The extra boost in clock speed helps this rig squeeze by Falcon Northwest’s Mach V that we reviewed in the February issue. The Mach V had its 2600K clocked up to 4.7GHz but didn’t push the Turbo Boost 2 to 5.2GHz. Thus, the smaller Enix edges by the Mach V in our Vegas Pro, ProShow, and Reference benchmarks by about 5 percent. In fact, the Enix is now the record holder in our ProShow Producer 4.0 benchmark. Not too shabby for such a compact rig. It also achieved Far Cry 2 scores about 9 percent faster than the Falcon’s. The record, believe it or not, still belongs to the last Digital Storm machine we reviewed exactly a year ago. That rig, we must note, had three graphics cards.

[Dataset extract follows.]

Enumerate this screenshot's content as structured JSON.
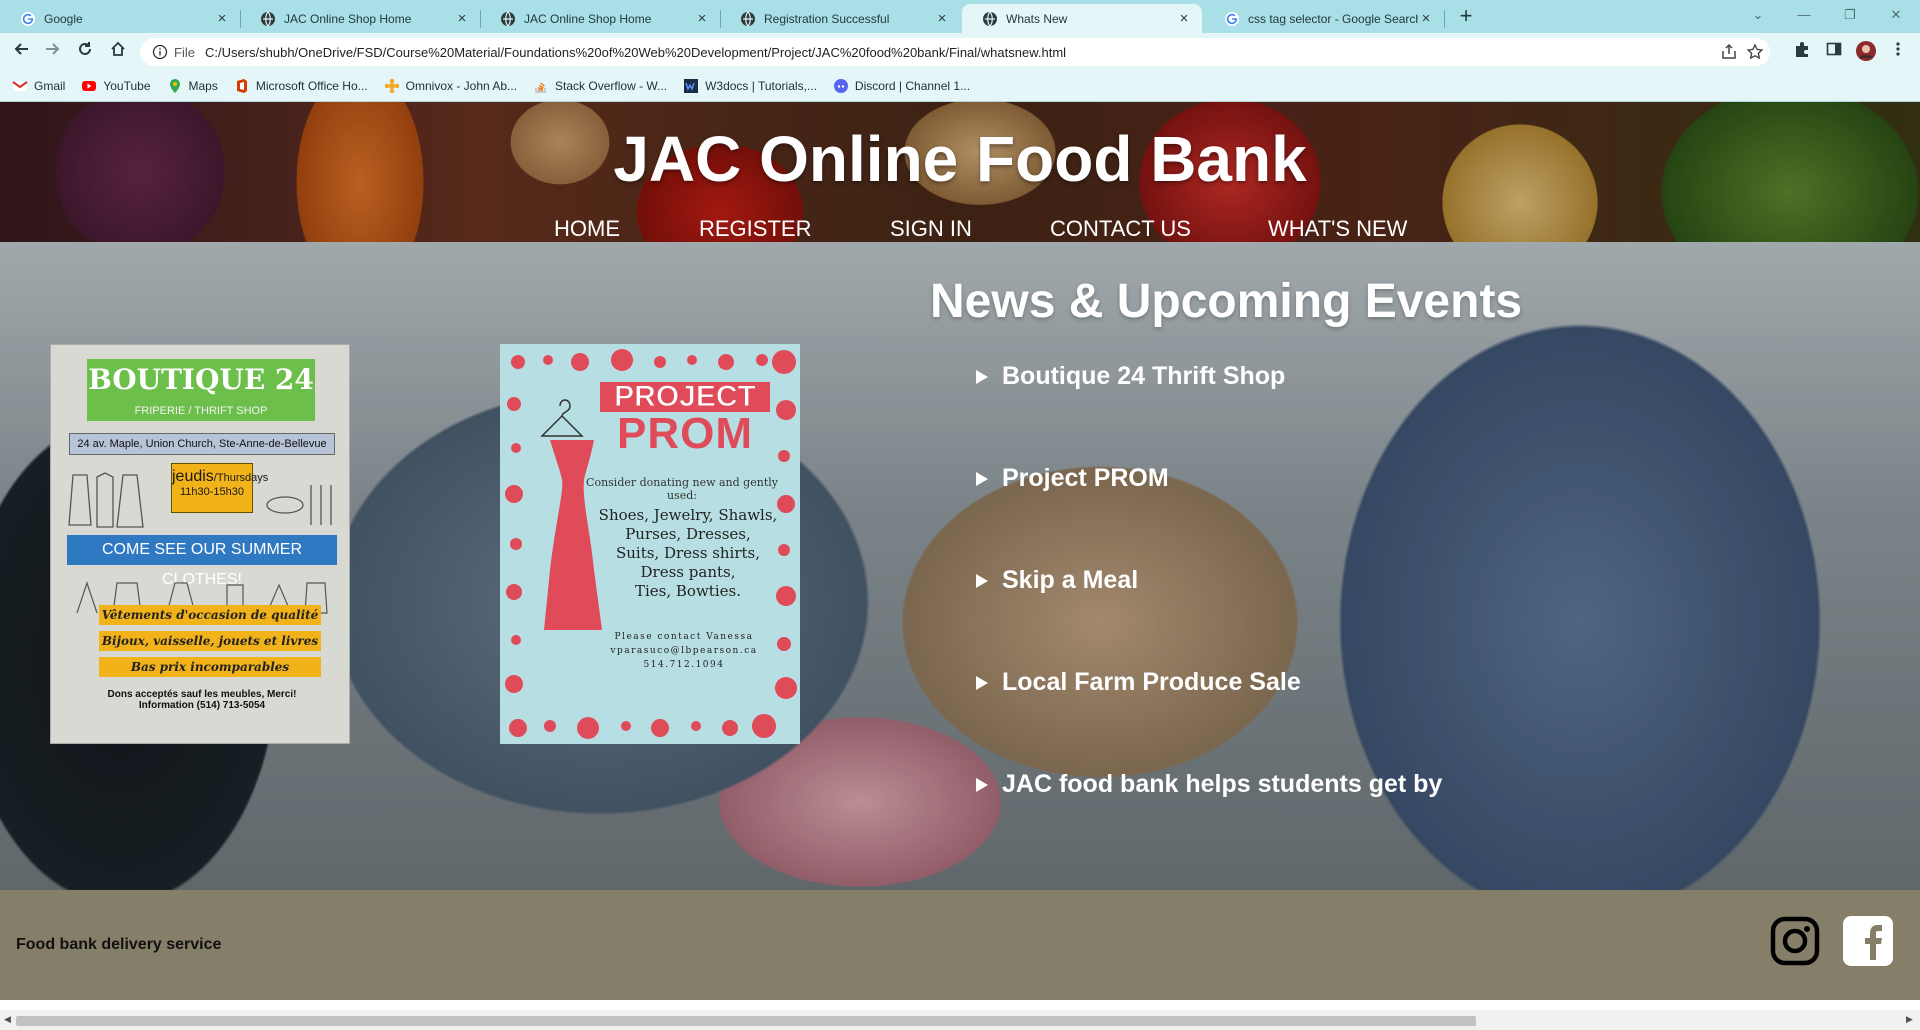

Normally, small form factor machines are far from pleasurable for wrenching on. Usually, you’re just happy you got it built and you never want to work on it again. The Enix’s FT03 case isn’t that bad. Sure, it’s not as easy to work in as a full-tower case, but for a small form factor, it’s not too painful. Our main complaint with the FT03 concerns the placement of the reset and power buttons—right on top, where there’s a good chance of accidentally hitting them. The entire top of the case is one big exhaust grill, too, so if you’re the kind of person who likes to store discs and other PC junk on top of the case, you can’t.
Our final kvetch is noise. The processor is water-cooled but the GTX 580s run stock cooling. Push the CPU or GPUs hard, and it gets a little loud. Not shrill, small-fan loud, but you’ll know it’s on. Compared to the Falcon, which has more volume to dissipate the thermals, the Enix is definitely louder. It’s not a show-stopper, but we’d be remiss if we didn’t mention it.

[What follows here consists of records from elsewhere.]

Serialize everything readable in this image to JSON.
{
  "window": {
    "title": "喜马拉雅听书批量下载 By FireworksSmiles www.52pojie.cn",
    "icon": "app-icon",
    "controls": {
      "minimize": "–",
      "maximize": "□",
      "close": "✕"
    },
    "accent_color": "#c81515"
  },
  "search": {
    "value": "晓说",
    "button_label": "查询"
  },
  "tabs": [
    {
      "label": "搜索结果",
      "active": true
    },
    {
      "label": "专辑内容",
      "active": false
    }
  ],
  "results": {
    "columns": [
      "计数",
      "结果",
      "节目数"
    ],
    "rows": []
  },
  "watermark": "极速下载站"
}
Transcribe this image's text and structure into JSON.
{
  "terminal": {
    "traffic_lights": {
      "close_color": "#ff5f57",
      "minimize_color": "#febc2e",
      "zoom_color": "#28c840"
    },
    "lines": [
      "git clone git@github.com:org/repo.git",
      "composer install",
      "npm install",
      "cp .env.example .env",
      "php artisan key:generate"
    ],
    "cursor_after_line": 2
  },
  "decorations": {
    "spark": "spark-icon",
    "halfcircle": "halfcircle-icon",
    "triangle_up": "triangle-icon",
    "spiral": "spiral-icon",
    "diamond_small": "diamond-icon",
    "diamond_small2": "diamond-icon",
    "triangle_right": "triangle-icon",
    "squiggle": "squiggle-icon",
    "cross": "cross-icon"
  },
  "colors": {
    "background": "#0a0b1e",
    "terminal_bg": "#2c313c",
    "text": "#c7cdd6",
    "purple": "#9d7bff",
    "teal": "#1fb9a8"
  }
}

So let’s break it down: The Enix essentially offers much of the performance of the Falcon Northwest Mach V shrunken down into a box that will nearly fit on a piece of binder paper. Frankly, that’s impressive. Small form factor rigs are usually fairly compromised due to space and thermal limitations, but the Enix makes no apologies. This machine really blurs the line between what you get in a desktop gaming rig and a small form factor PC.
|Processor||Intel 3.4GHz Core i7-2600K |
Overclocked to 4.7GHz
|Mobo ||Asus P8P67-M Pro (Intel P67 chipset)|
|RAM||8GB Corsair Dominator DDR3/1600|
|Videocard ||Two GeForce GTX 580 in SLI|
|Storage||128GB Corsair SSD, 1TB Western|
|Optical ||Optiarc BC-5650H|
|Case/PSU ||Silverstone Fortress FT03|
|Zero Point ||Falcon Northwest Mach V|
|Vegas Pro 9 (sec) ||3,049||2,181|
|Lightroom 2.6 (sec) ||356 ||268|
|ProShow 4 (sec) ||1,112 ||781|
|Reference 1.6 (sec) ||2,113||1,508|
|STALKER: CoP (fps) ||42.0||86.1 (+105%)|
|Far Cry 2 (fps) ||114.4||188.9|
Our current desktop test bed consists of a quad-core 2.66GHz Core i7-920 overclocked to 3.5GHz, 6GB of Corsair DDR3/1333 overclocked to 1750MHz, on a Gigabyte X58 motherboard. We are running an ATI Radeon HD 5970 graphics card, a 160GB Intel X25-M SSD, and the 64-bit version of Windows 7 Ultimate.